Kyiv, Ukraine CNN  — 

Mykhailo Yatsentiuk left the basement to make tea for his granddaughter just as the bomb struck. When he came to his senses a half hour later the entire middle section of his apartment block had been destroyed; the basement where he had been sheltering with his family and neighbors was engulfed in flames.

The Ukrainian government says 54 people died at the apartment complex on 2 Pershotravneva street in Izium, eastern Ukraine, on March 9, almost half of the building’s residents. Entire families were killed in the attack, including the Yatsentiuks, Kravchenkos and Stolpakovas.

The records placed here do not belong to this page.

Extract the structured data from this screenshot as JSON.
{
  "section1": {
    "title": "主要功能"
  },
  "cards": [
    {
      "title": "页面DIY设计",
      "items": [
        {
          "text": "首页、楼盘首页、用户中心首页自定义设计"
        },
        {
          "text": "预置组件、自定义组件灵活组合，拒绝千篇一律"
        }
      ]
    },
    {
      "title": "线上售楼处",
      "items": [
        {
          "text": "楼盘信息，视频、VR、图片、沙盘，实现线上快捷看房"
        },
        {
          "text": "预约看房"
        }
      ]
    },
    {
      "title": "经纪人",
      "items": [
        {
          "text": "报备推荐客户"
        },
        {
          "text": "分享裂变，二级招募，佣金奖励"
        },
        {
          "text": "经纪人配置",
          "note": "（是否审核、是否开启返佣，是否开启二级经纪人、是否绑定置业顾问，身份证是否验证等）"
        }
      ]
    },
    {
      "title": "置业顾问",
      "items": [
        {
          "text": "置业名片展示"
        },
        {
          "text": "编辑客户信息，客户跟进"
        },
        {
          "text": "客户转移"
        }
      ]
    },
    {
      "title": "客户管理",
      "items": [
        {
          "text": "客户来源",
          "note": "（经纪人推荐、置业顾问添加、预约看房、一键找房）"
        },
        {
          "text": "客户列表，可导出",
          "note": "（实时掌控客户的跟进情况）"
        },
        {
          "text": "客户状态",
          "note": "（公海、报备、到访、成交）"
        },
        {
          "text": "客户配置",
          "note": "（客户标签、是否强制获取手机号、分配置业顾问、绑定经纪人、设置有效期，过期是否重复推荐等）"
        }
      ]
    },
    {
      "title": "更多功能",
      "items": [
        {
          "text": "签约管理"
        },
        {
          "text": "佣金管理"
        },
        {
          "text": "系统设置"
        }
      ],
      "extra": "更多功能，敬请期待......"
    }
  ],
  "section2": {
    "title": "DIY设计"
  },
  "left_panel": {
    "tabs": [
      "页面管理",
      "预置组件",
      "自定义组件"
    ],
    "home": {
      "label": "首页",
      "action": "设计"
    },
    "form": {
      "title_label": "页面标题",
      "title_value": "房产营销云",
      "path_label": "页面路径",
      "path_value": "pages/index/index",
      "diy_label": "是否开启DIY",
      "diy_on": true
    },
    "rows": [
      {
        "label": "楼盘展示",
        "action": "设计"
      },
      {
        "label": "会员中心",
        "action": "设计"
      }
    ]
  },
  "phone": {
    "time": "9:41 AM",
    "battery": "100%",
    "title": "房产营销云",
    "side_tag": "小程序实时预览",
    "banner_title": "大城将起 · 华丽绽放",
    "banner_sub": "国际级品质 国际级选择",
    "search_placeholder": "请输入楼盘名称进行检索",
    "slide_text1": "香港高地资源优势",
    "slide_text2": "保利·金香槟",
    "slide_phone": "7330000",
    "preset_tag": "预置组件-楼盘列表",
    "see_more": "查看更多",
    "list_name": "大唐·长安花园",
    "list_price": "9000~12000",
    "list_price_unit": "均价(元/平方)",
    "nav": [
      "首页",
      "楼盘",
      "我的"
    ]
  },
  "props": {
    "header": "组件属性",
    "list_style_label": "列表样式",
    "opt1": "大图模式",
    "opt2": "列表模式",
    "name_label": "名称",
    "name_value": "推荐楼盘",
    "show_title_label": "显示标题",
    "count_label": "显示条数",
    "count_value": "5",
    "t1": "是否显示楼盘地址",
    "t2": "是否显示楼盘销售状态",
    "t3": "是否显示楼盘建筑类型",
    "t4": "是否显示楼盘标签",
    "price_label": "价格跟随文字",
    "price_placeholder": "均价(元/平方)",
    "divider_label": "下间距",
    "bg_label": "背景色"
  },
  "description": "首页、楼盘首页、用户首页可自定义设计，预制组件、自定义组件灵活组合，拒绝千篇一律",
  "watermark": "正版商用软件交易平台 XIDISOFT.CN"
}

Their fates remained largely unknown until a few weeks ago when Ukrainian forces pursuing a counter-offensive reclaimed Izium after six months of Russian occupation, revealing a mass burial site on the outskirts of the city.

Most of the residents of 2 Pershotravneva were buried there among more than 400 graves, few with identifying marks other than numbers daubed on rough wooden crosses.

After speaking to a survivor, ex-residents and family members, and reviewing photos and video taken in the aftermath of the attack and following the town’s liberation, CNN can now tell the story of what happened at 2 Pershotravneva on that day.

Only rubble remains between the two towers at 2 Pershotravneva in Izium, pictured on September 30. Multiple families sheltering in the basement beneath the central part of the building were killed.

‘I started shouting… No one answered’

All that was left of the apartment block were two towers on either side with a smoking pile of rubble in the middle.

Months later, after the liberation of Izium, Dmytro Lubinets, the Ukrainian Parliament’s Human Rights Commissioner stood in front of the ruins and declared the deaths of those killed there “as a result of an airstrike by Russian troops” part of “a genocide of the Ukrainian nation.”

Local residents say that after the airstrike, Russian forces attacked the building with tanks, which were firing from across the river.

When the smoke cleared, walls, floors and ceilings were torn off, revealing the homes of the people who had lived there. Many of them were now dead, buried in their own basement where they had been sheltering.

Yatsentiuk lost seven members of his family that day – his wife Natalia, aunt Zinaida, daughter Olga (also known by the diminutive Olya) Kravchenko and her husband Vitaly Kravchenko, their son Dima who was 15, Oleksii who was 10 and their 3-year-old daughter Arishka, the grandchild Yatsentiuk had gone to make tea for.

“I started shouting Olya, Natasha, Vitaly… No one answered,” he said. “When I got upstairs [to the ground floor], I sat down and started crying, screaming. Oh God.”

An image taken by survivor Mykhailo Yatsentiuk on September 30 shows the wreckage of his former home at 2 Pershotravneva.

‘It was clear then that people died in families’

Izium, with a pre-war population of over 40,000 is a small town, the kind where primary school classmates stay friends for life and families live in the same building for generations. Anastasiia Vodorez and Elena (Lena) Stolpakova grew up together.

Vodorez describes the Stolpakovas as a “very happy, tight-knit” family. “Friends always gathered at their place, because we had a lot of fun there,” she told CNN from the Czech Republic, where she has lived for the past four years.

When Russia’s invasion of Ukraine began, friends urged Lena to leave Izium but her father Aleksander refused to leave their home at 2 Pershotravneva street. When friends learned that Lena’s house had collapsed d